Copies of all lines that contain "posts" are needed; take them from the data below.

(Extracted records)
——————
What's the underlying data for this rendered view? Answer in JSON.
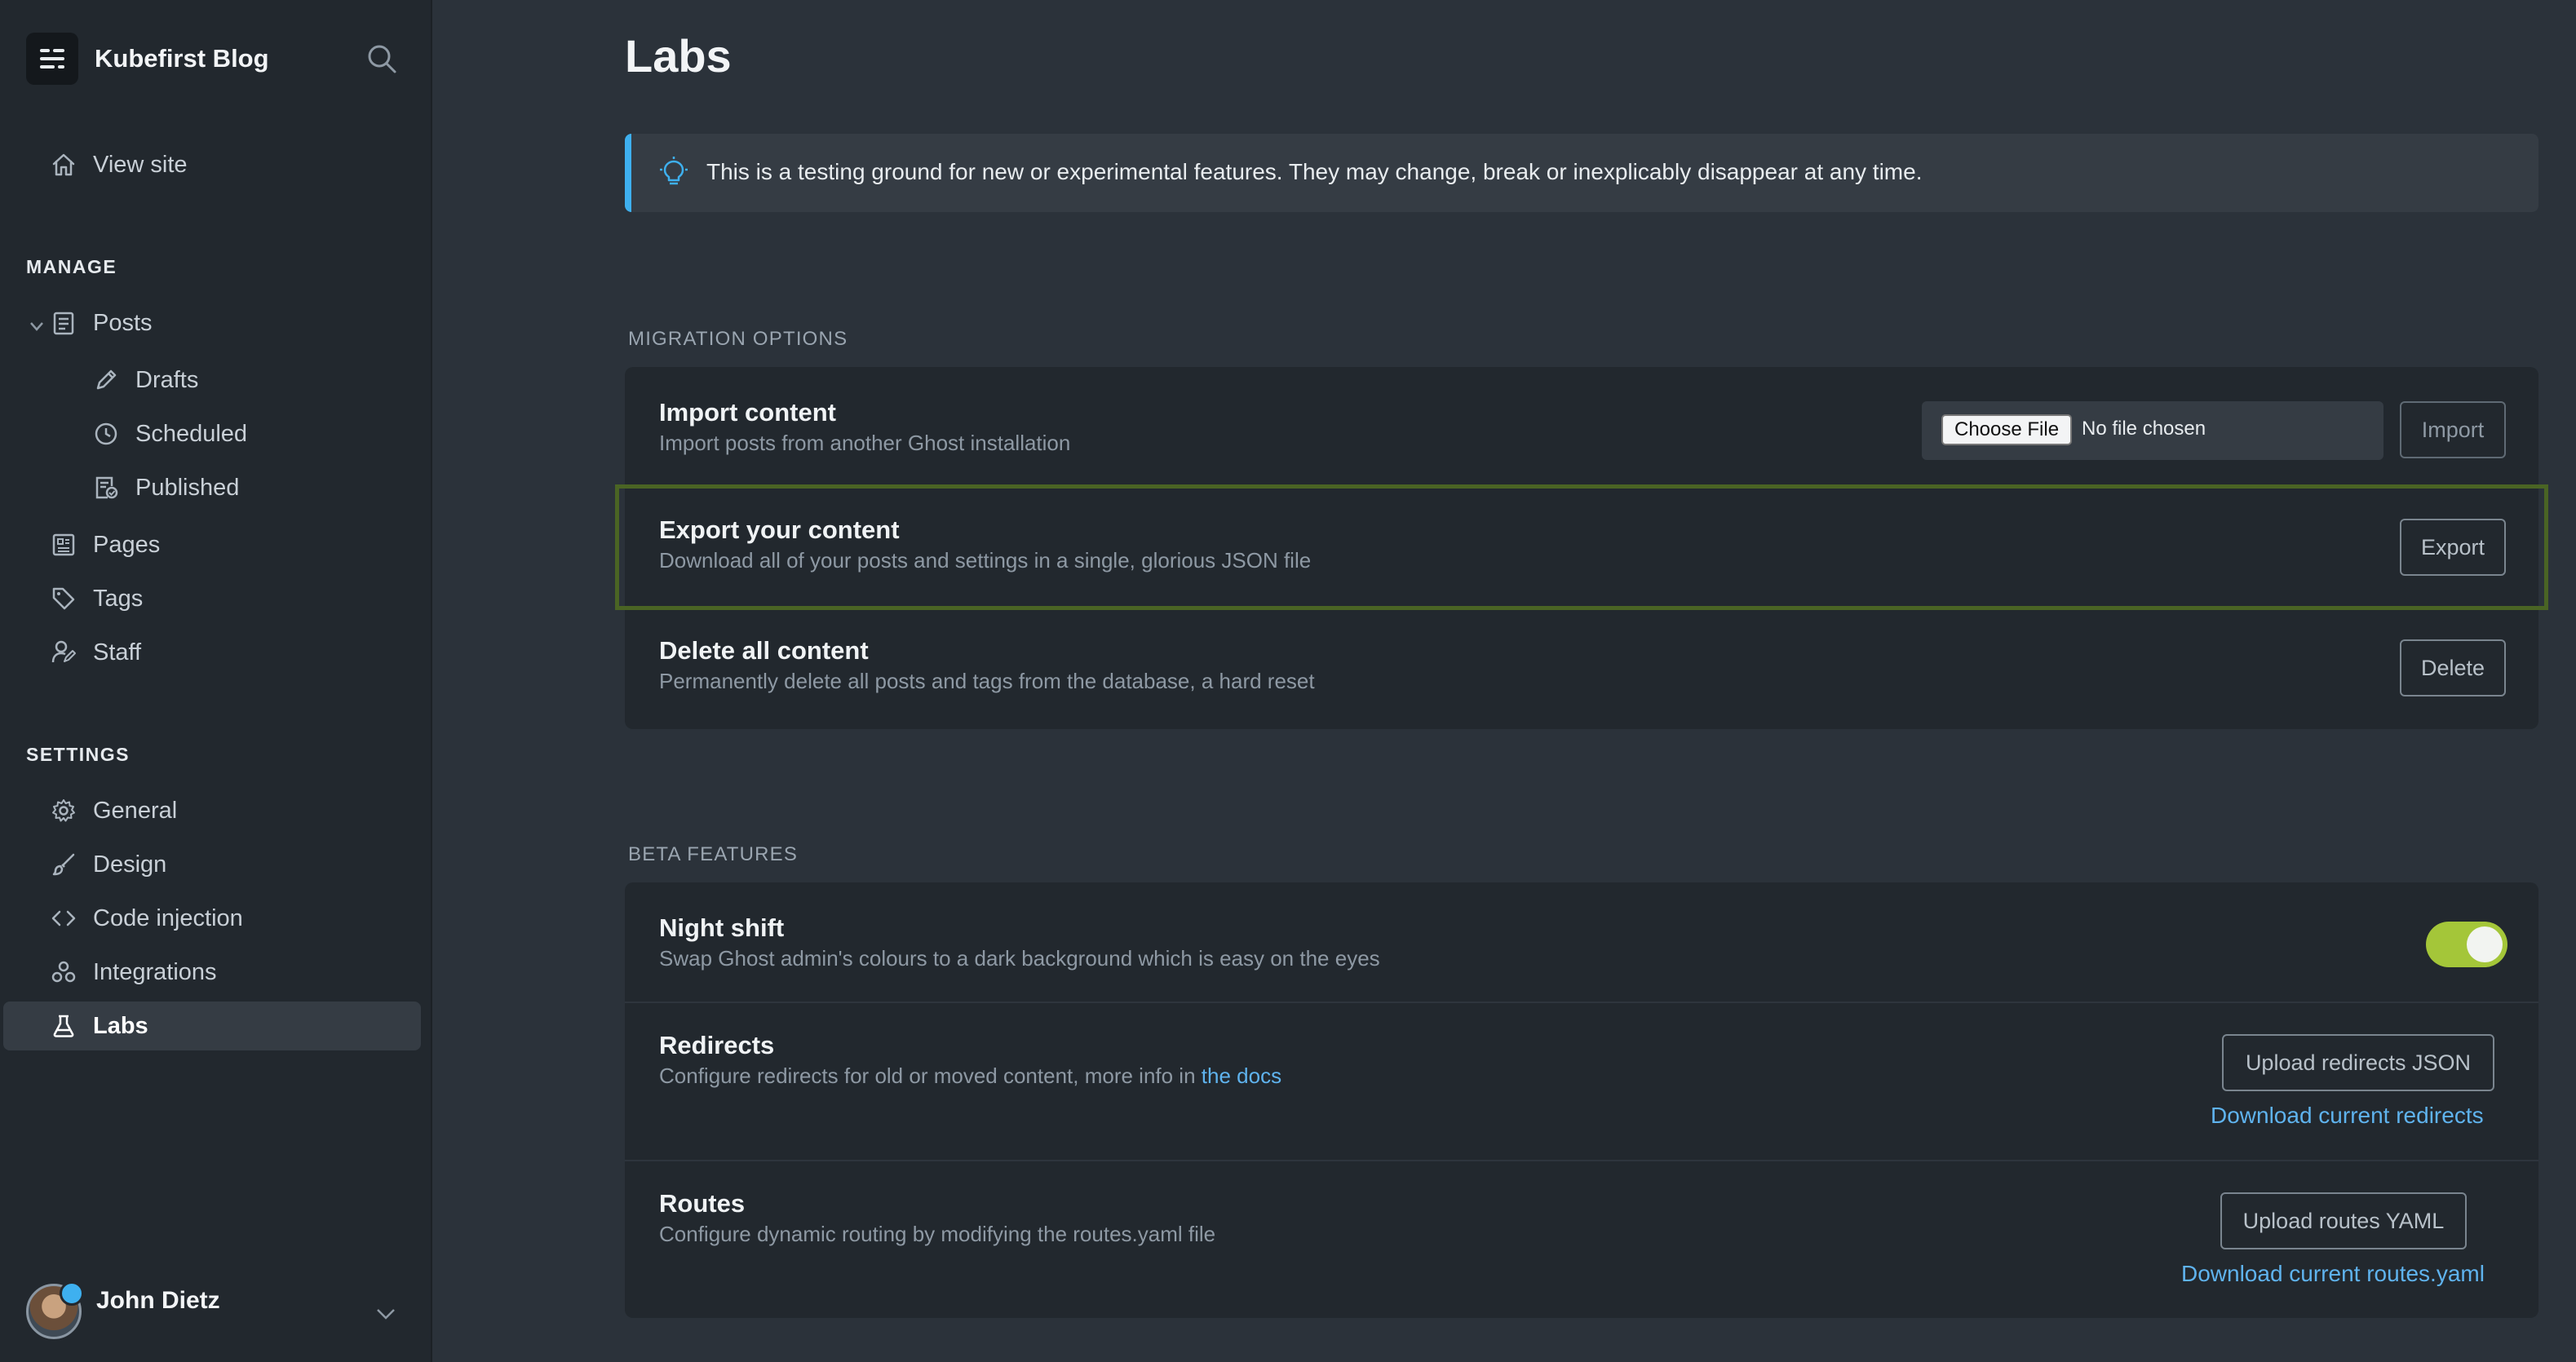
{
  "sidebar": {
    "brand": "Kubefirst Blog",
    "view_site": "View site",
    "manage_title": "MANAGE",
    "manage_items": {
      "posts": "Posts",
      "drafts": "Drafts",
      "scheduled": "Scheduled",
      "published": "Published",
      "pages": "Pages",
      "tags": "Tags",
      "staff": "Staff"
    },
    "settings_title": "SETTINGS",
    "settings_items": {
      "general": "General",
      "design": "Design",
      "code_injection": "Code injection",
      "integrations": "Integrations",
      "labs": "Labs"
    },
    "user_name": "John Dietz"
  },
  "main": {
    "title": "Labs",
    "alert": "This is a testing ground for new or experimental features. They may change, break or inexplicably disappear at any time.",
    "migration": {
      "title": "MIGRATION OPTIONS",
      "import": {
        "title": "Import content",
        "desc": "Import posts from another Ghost installation",
        "choose_file": "Choose File",
        "file_status": "No file chosen",
        "button": "Import"
      },
      "export": {
        "title": "Export your content",
        "desc": "Download all of your posts and settings in a single, glorious JSON file",
        "button": "Export"
      },
      "delete": {
        "title": "Delete all content",
        "desc": "Permanently delete all posts and tags from the database, a hard reset",
        "button": "Delete"
      }
    },
    "beta": {
      "title": "BETA FEATURES",
      "night_shift": {
        "title": "Night shift",
        "desc": "Swap Ghost admin's colours to a dark background which is easy on the eyes",
        "enabled": true
      },
      "redirects": {
        "title": "Redirects",
        "desc": "Configure redirects for old or moved content, more info in",
        "docs_link": "the docs",
        "upload_button": "Upload redirects JSON",
        "download_link": "Download current redirects"
      },
      "routes": {
        "title": "Routes",
        "desc": "Configure dynamic routing by modifying the routes.yaml file",
        "upload_button": "Upload routes YAML",
        "download_link": "Download current routes.yaml"
      }
    }
  },
  "colors": {
    "accent_blue": "#3eb0ef",
    "toggle_green": "#a4c639",
    "highlight_border": "#4a6424",
    "sidebar_bg": "#22282e",
    "main_bg": "#2b323a"
  }
}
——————
- _Answer section_:
      "posts": "Posts",
        "desc": "Import posts from another Ghost installation",
        "desc": "Download all of your posts and settings in a single, glorious JSON file",
        "desc": "Permanently delete all posts and tags from the database, a hard reset",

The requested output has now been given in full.